Since the creation of the Scottish Parliament the West Lothian Question – why should Scottish MPs be able to vote on issues that have been devolved in Scotland and therefore affect only England and Wales – has gone unresolved. A related question is whether MPs representing Scottish constituencies should be able to hold ministerial portfolios that cover only England and Wales. Obviously there is no any legal or constitutional bar to it – the question is whether or not a government would face a backlash from the public for doing so.

There have been occasional rumbling when MPs representing Scottish constituencies have been given ministerial responsibiles on matters that are devolved in Scotland (for example, as Transport Secretary Alistair Darling had responsibility for transport in all the constituencies in England and Wales, but not in his own Edinburgh constituency). The most recent example is John Reid’s appointment as Home Secretary.
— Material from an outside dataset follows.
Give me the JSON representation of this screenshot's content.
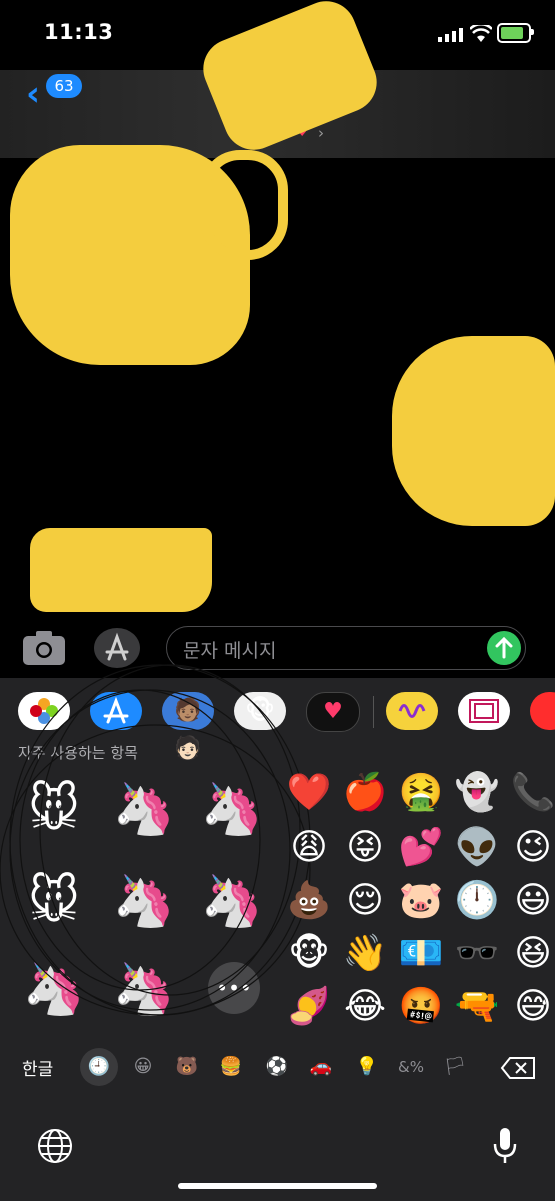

YouGov’s last poll asked specifically about whether this anomoly bothered people – 45% of people said yes, 49% said no.

However bothered people say they are, at present this is clearly a pretty minor issue in the greater scheme of things. Once Tony Blair stands down as Prime Minister though it becomes far more important, since Gordon Brown’s constituency is in Scotland – will the general public accept an MP for a Scottish constituency as Prime Minister? A new ICM poll for Sunday’s Daily Politics suggests that 52% of the public think that, post-devolution, it would be wrong for a Scottish MP to be Prime Minister.

As one might expect, in Scotland itself there is no such feeling – 75% of people think it would be perfectly okay. In South-East England though, 59% of people think it would be wrong for a Scottish MP to be PM, as do 54% of people in Northern England and 55% of people in Wales.


OpinionPanel/THES – 68% of students support lecturers’ demands for higher pay…but 77% oppose their boycott of exam marking.
Conservative Home survey of Tory party members – 81% oppose state funding of political parties.